Entry level positions exist in other organizations such as consulting firms, ambulatory care facilities and government agencies. These organizations seek individuals who can perform job functions such as data analysis, report writing, or supervision of specific daily activities (insurance verification, scheduling). They are often looking for individuals who can learn new responsibilities, develop and move into higher level positions. In many cases these entry level jobs are stepping stones to positions in other organizations that require concrete health management experience.
In today's market many health care organizations seek management staff with master's degrees even for entry-level positions. This is especially true of hospitals and increasingly so for long-term care organizations. The reason is that these individuals have a broader knowledge base and may be good candidates to promote from within the organization. In addition, the specialty track and residency training provide these individuals with greater skills and experience.
Licensing and certification
Hospital administrators do not require licenses; most however do have Master's degrees. The American College of Healthcare Executives offers certification for hospital administrators and other healthcare professionals. Healthcare managers can be certified as diplomats and the n fellows by applying and meeting the requirements for these certifications. The requirements include education, experience, passing an examination and an interview and a major research project. To retain certification, health care managers need to complete continuing education requirements.
Nursing home administrators are required to be licensed. Licenses are issued by the individual states and while general requirements are similar they do vary from state to state. In terms of education most states require a BA degree with no specific major of study. A number of states only require an Associates degree or two years of college study, while several such as Massachusetts and Georgia require a Masters degree. Almost all states mandate a training program referred to as an AIT (Administrator in Training) program during which time is spent in a nursing home under the direction of a qualified preceptor. The AIT period varies from three months to two years. The national exam is administered by the National Association of Boards of Examiners of Long Term Care Administration (NAB). Candidates must file an application for the exam and pass it with a minimum score to be granted a license.

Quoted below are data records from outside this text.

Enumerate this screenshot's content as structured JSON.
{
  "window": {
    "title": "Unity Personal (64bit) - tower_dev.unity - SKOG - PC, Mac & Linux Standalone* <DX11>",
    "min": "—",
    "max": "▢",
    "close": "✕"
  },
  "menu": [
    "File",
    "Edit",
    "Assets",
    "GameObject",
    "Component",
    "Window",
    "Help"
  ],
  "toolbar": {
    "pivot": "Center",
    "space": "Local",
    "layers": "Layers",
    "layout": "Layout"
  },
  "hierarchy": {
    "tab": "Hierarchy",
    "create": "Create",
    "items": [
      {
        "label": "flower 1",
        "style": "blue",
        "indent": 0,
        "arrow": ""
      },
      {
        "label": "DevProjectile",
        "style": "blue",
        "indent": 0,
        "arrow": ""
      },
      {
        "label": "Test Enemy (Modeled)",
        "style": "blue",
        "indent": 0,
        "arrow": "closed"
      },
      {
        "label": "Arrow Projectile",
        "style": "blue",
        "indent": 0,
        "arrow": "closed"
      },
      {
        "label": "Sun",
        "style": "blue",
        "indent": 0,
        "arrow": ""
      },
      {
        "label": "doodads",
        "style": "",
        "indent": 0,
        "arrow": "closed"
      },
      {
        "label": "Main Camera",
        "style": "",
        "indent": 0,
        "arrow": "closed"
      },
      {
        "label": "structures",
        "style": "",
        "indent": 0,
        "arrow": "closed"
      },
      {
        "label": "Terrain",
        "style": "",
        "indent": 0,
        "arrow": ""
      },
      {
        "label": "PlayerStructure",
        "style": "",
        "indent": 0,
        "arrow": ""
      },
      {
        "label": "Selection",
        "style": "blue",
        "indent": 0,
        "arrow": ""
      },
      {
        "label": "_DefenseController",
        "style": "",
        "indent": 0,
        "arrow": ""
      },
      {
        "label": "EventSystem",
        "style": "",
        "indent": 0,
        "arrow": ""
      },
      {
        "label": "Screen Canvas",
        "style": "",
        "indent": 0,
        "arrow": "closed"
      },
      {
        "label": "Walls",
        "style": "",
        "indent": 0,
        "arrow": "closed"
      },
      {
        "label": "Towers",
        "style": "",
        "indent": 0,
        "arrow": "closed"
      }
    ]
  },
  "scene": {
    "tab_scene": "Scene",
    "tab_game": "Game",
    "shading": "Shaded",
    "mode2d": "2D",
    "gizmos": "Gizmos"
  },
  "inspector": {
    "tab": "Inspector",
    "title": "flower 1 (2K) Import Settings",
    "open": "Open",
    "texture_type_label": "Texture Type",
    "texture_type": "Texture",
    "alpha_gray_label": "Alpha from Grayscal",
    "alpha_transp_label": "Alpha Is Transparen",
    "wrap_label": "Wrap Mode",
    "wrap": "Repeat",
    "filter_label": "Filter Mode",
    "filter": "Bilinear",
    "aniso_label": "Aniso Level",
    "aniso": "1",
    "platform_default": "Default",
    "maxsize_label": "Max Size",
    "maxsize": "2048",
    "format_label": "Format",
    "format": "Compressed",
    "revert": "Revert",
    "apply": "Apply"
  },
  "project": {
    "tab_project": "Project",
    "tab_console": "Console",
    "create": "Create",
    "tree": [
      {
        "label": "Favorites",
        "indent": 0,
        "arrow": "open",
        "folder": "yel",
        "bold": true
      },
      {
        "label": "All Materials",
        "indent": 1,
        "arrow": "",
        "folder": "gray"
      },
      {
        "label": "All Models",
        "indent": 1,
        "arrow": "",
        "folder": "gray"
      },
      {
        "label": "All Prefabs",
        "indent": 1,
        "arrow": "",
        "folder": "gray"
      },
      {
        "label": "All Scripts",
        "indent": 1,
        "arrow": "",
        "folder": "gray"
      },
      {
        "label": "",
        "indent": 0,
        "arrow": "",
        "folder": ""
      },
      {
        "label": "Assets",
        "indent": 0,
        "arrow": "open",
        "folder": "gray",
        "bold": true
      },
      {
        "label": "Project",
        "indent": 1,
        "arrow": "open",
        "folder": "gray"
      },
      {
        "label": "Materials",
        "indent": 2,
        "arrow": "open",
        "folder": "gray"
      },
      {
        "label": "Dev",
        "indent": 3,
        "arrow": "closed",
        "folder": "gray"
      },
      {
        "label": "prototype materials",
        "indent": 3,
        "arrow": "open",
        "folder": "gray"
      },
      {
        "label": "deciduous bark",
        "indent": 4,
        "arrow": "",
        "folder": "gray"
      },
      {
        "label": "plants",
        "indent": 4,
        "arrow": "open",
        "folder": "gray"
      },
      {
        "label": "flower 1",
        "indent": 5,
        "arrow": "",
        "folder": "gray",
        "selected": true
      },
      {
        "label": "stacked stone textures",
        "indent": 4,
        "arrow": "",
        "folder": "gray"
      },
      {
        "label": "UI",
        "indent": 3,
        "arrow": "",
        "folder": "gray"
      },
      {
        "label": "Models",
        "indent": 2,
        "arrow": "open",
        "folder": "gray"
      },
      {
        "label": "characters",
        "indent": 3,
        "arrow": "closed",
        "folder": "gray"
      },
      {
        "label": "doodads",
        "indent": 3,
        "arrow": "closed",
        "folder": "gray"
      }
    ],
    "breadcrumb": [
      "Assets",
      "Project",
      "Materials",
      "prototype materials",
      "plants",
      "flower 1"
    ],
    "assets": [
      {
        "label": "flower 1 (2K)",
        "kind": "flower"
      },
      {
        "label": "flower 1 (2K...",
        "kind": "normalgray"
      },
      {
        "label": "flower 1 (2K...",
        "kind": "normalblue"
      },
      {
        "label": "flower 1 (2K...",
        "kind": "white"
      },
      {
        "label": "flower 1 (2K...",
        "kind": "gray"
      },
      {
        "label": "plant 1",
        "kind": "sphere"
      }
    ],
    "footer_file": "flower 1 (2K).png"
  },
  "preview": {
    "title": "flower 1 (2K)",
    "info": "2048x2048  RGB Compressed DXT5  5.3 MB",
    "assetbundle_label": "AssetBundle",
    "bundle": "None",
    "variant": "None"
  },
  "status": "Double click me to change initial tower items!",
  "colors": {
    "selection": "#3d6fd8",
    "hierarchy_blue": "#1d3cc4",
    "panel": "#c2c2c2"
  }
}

Most states also have a state exam, which can be written or oral, the exceptions being Alaska, Delaware, Hawaii, Kentucky, Nevada, New Jersey, New York, New Mexico, Rhode Island and Utah. Licensure reciprocity exists in some states. Through an application filed with the state's licensing authority (often the Department of Health), licensure may be granted without another examination or going through the entire licensing process. Reciprocity is important for administrators who work for regional or national companies that have facilities in different states.
In the 1990s, several states began licensing administrators of other long term care facilities such as assisted living facilities, and continuing care retirement centers(CCRCs). In New Jersey for example, assisted living administrators are licensed as CALAs or Certififed Assisted Living Administrators. Certification includes meeting minimum education and experience requirements and passing an examination. In addition in 1998 the NAB developed a national exam for assisted living administrators.